15 United States Environmental Protection Agency. (n.d.). Control of nanoscale materials under the Toxic Substance Control Act. Available at: https://www.epa.gov/reviewing-new-chemicals-under-toxic-substances-control-act-tsca/control-nanoscale-materials-under
16 Government of Canada. (2011). Policy statement on Health Canada’s working definition for nanomaterial. Available at: https://www.canada.ca/en/health-canada/services/science-research/reports-publications/nanomaterial/policy-statement-health-canada-working-definition.html
17 Government of Canada. (2016). Nanomaterials. Available at: https://www.canada.ca/en/health-canada/services/chemical-substances/chemicals-management-plan/initiatives/nanomaterials.html
18 United States – Canada Regulatory Cooperation Council. (2014). Joint Forward Plan. The White House. Available at: https://obamawhitehouse.archives.gov/sites/default/files/omb/oira/irc/us-canada-rcc-joint-forward-plan.pdf
19 Amenta, V., Aschberger, K., Arena, M., Bouwmeester, H., Moniz, F. B., Brandhoff, P., ... & Peters, R. J. (2015). Regulatory aspects of nanotechnology in the agri/feed/food sector in EU and non-EU countries. Regulatory Toxicology and Pharmacology, 73(1), 463-476.
20 Queensland Government. (2020). Work Health and Safety Act 2011. Available at: https://www.legislation.qld.gov.au/view/pdf/inforce/current/act-2011-018
21 New South Wales Government. (2017). Work Health and Safety Regulation 2017. Available at: https://legacy.legislation.nsw.gov.au/~/pdf/view/regulation/2017/404/whole
22 Queensland Government. (2017). What laws apply. Available at: https://www.worksafe.qld.gov.au/safety-and-prevention/hazards/hazardous-exposures/nanotechnology/what-laws-apply
23 Morawska, L., McGarry, P., Morris, H., Knibbs, L., Bostrom, T., & Capasso, A. (2012). Measurements of particle emissions from nanotechnology processes with assessment of measuring techniques and workplace controls. Available at: https://www.safeworkaustralia.gov.au/system/files/documents/1702/measurements_particle_emissions_nanotechnology_processes.pdf

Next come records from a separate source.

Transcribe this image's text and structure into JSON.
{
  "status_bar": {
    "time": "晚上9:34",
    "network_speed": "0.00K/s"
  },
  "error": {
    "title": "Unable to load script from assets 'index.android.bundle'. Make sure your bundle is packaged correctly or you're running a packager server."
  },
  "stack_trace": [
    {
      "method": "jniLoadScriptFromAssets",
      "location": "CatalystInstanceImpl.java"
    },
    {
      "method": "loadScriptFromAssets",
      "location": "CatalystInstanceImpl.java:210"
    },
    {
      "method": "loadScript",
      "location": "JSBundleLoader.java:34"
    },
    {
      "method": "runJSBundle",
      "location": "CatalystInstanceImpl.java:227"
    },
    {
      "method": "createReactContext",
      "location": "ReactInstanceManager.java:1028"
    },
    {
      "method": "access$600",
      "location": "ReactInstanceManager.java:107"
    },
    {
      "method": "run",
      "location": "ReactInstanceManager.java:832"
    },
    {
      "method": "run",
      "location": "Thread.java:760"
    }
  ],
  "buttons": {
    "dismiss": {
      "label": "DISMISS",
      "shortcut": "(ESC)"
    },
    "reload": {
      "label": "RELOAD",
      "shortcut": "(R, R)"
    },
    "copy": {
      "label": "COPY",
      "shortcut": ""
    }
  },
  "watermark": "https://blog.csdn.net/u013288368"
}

24 Mohajerani, A., Burnett, L., Smith, J. V., Kurmus, H., Milas, J., Arulrajah, A., ... & Abdul Kadir, A. (2019). Nanoparticles in construction materials and other applications, and implications of nanoparticle use. Materials, 12(19), 3052.